Repeat the entries shown below with every word and mark intact.

• Input data:
——

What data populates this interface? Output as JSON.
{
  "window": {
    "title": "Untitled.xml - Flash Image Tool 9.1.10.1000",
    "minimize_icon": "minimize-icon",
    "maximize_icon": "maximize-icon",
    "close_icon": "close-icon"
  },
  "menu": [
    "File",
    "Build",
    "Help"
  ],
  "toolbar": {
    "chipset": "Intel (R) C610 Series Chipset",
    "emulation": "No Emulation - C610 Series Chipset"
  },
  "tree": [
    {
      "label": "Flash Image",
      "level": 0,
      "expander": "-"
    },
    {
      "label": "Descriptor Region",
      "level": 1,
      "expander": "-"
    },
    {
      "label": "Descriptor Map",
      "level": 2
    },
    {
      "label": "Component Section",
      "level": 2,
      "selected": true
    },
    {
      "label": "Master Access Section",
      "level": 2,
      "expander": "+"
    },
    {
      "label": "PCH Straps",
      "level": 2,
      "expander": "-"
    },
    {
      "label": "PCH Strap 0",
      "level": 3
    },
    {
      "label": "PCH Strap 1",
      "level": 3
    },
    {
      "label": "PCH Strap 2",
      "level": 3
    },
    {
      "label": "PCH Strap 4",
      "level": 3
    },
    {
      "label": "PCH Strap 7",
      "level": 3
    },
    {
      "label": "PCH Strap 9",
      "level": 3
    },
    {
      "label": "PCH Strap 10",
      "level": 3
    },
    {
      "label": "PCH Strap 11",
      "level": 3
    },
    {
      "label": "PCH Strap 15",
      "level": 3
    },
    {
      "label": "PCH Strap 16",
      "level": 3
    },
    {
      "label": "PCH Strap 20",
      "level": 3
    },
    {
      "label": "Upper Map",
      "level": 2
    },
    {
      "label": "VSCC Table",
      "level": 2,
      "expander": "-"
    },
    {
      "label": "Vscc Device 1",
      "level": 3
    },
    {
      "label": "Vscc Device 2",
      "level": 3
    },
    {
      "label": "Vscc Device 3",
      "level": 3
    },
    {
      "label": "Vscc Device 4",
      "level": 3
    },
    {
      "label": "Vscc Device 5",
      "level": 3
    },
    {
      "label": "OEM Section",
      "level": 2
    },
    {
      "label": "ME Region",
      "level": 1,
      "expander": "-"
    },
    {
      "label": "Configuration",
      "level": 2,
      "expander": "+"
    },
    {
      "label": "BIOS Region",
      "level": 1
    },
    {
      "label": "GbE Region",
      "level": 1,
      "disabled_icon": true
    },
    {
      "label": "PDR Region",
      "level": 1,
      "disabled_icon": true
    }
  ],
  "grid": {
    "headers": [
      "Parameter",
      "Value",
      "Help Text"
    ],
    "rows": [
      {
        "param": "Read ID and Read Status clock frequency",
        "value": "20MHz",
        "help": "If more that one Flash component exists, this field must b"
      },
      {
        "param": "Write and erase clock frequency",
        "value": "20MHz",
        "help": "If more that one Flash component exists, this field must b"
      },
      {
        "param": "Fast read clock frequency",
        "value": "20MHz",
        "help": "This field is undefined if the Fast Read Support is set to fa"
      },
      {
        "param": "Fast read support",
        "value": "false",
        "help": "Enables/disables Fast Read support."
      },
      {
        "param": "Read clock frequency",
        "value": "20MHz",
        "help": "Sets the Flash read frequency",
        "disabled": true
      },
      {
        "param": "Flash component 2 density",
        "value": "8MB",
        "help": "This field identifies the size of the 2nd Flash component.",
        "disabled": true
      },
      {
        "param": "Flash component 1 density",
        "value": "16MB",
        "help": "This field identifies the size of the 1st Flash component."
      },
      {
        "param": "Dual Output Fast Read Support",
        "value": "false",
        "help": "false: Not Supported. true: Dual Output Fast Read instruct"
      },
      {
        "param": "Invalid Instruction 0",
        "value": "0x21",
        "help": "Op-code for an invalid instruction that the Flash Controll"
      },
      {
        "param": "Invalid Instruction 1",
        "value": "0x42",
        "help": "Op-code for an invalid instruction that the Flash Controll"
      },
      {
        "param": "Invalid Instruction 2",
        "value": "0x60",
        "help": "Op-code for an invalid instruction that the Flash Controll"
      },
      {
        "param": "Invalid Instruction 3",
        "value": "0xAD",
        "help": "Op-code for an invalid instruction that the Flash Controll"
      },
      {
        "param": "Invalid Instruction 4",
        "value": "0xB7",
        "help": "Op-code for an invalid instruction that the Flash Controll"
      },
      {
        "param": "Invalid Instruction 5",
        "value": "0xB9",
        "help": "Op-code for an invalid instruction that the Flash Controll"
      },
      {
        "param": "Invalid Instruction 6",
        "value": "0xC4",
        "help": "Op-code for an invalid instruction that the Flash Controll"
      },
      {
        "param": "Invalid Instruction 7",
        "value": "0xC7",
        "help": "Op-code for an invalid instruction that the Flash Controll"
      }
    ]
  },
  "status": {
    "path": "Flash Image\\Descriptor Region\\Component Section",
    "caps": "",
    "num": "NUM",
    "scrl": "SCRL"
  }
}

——

• Answer area:
What data populates this interface? Output as JSON.
{
  "window": {
    "title": "Untitled.xml - Flash Image Tool 9.1.10.1000",
    "minimize_icon": "minimize-icon",
    "maximize_icon": "maximize-icon",
    "close_icon": "close-icon"
  },
  "menu": [
    "File",
    "Build",
    "Help"
  ],
  "toolbar": {
    "chipset": "Intel (R) C610 Series Chipset",
    "emulation": "No Emulation - C610 Series Chipset"
  },
  "tree": [
    {
      "label": "Flash Image",
      "level": 0,
      "expander": "-"
    },
    {
      "label": "Descriptor Region",
      "level": 1,
      "expander": "-"
    },
    {
      "label": "Descriptor Map",
      "level": 2
    },
    {
      "label": "Component Section",
      "level": 2,
      "selected": true
    },
    {
      "label": "Master Access Section",
      "level": 2,
      "expander": "+"
    },
    {
      "label": "PCH Straps",
      "level": 2,
      "expander": "-"
    },
    {
      "label": "PCH Strap 0",
      "level": 3
    },
    {
      "label": "PCH Strap 1",
      "level": 3
    },
    {
      "label": "PCH Strap 2",
      "level": 3
    },
    {
      "label": "PCH Strap 4",
      "level": 3
    },
    {
      "label": "PCH Strap 7",
      "level": 3
    },
    {
      "label": "PCH Strap 9",
      "level": 3
    },
    {
      "label": "PCH Strap 10",
      "level": 3
    },
    {
      "label": "PCH Strap 11",
      "level": 3
    },
    {
      "label": "PCH Strap 15",
      "level": 3
    },
    {
      "label": "PCH Strap 16",
      "level": 3
    },
    {
      "label": "PCH Strap 20",
      "level": 3
    },
    {
      "label": "Upper Map",
      "level": 2
    },
    {
      "label": "VSCC Table",
      "level": 2,
      "expander": "-"
    },
    {
      "label": "Vscc Device 1",
      "level": 3
    },
    {
      "label": "Vscc Device 2",
      "level": 3
    },
    {
      "label": "Vscc Device 3",
      "level": 3
    },
    {
      "label": "Vscc Device 4",
      "level": 3
    },
    {
      "label": "Vscc Device 5",
      "level": 3
    },
    {
      "label": "OEM Section",
      "level": 2
    },
    {
      "label": "ME Region",
      "level": 1,
      "expander": "-"
    },
    {
      "label": "Configuration",
      "level": 2,
      "expander": "+"
    },
    {
      "label": "BIOS Region",
      "level": 1
    },
    {
      "label": "GbE Region",
      "level": 1,
      "disabled_icon": true
    },
    {
      "label": "PDR Region",
      "level": 1,
      "disabled_icon": true
    }
  ],
  "grid": {
    "headers": [
      "Parameter",
      "Value",
      "Help Text"
    ],
    "rows": [
      {
        "param": "Read ID and Read Status clock frequency",
        "value": "20MHz",
        "help": "If more that one Flash component exists, this field must b"
      },
      {
        "param": "Write and erase clock frequency",
        "value": "20MHz",
        "help": "If more that one Flash component exists, this field must b"
      },
      {
        "param": "Fast read clock frequency",
        "value": "20MHz",
        "help": "This field is undefined if the Fast Read Support is set to fa"
      },
      {
        "param": "Fast read support",
        "value": "false",
        "help": "Enables/disables Fast Read support."
      },
      {
        "param": "Read clock frequency",
        "value": "20MHz",
        "help": "Sets the Flash read frequency",
        "disabled": true
      },
      {
        "param": "Flash component 2 density",
        "value": "8MB",
        "help": "This field identifies the size of the 2nd Flash component.",
        "disabled": true
      },
      {
        "param": "Flash component 1 density",
        "value": "16MB",
        "help": "This field identifies the size of the 1st Flash component."
      },
      {
        "param": "Dual Output Fast Read Support",
        "value": "false",
        "help": "false: Not Supported. true: Dual Output Fast Read instruct"
      },
      {
        "param": "Invalid Instruction 0",
        "value": "0x21",
        "help": "Op-code for an invalid instruction that the Flash Controll"
      },
      {
        "param": "Invalid Instruction 1",
        "value": "0x42",
        "help": "Op-code for an invalid instruction that the Flash Controll"
      },
      {
        "param": "Invalid Instruction 2",
        "value": "0x60",
        "help": "Op-code for an invalid instruction that the Flash Controll"
      },
      {
        "param": "Invalid Instruction 3",
        "value": "0xAD",
        "help": "Op-code for an invalid instruction that the Flash Controll"
      },
      {
        "param": "Invalid Instruction 4",
        "value": "0xB7",
        "help": "Op-code for an invalid instruction that the Flash Controll"
      },
      {
        "param": "Invalid Instruction 5",
        "value": "0xB9",
        "help": "Op-code for an invalid instruction that the Flash Controll"
      },
      {
        "param": "Invalid Instruction 6",
        "value": "0xC4",
        "help": "Op-code for an invalid instruction that the Flash Controll"
      },
      {
        "param": "Invalid Instruction 7",
        "value": "0xC7",
        "help": "Op-code for an invalid instruction that the Flash Controll"
      }
    ]
  },
  "status": {
    "path": "Flash Image\\Descriptor Region\\Component Section",
    "caps": "",
    "num": "NUM",
    "scrl": "SCRL"
  }
}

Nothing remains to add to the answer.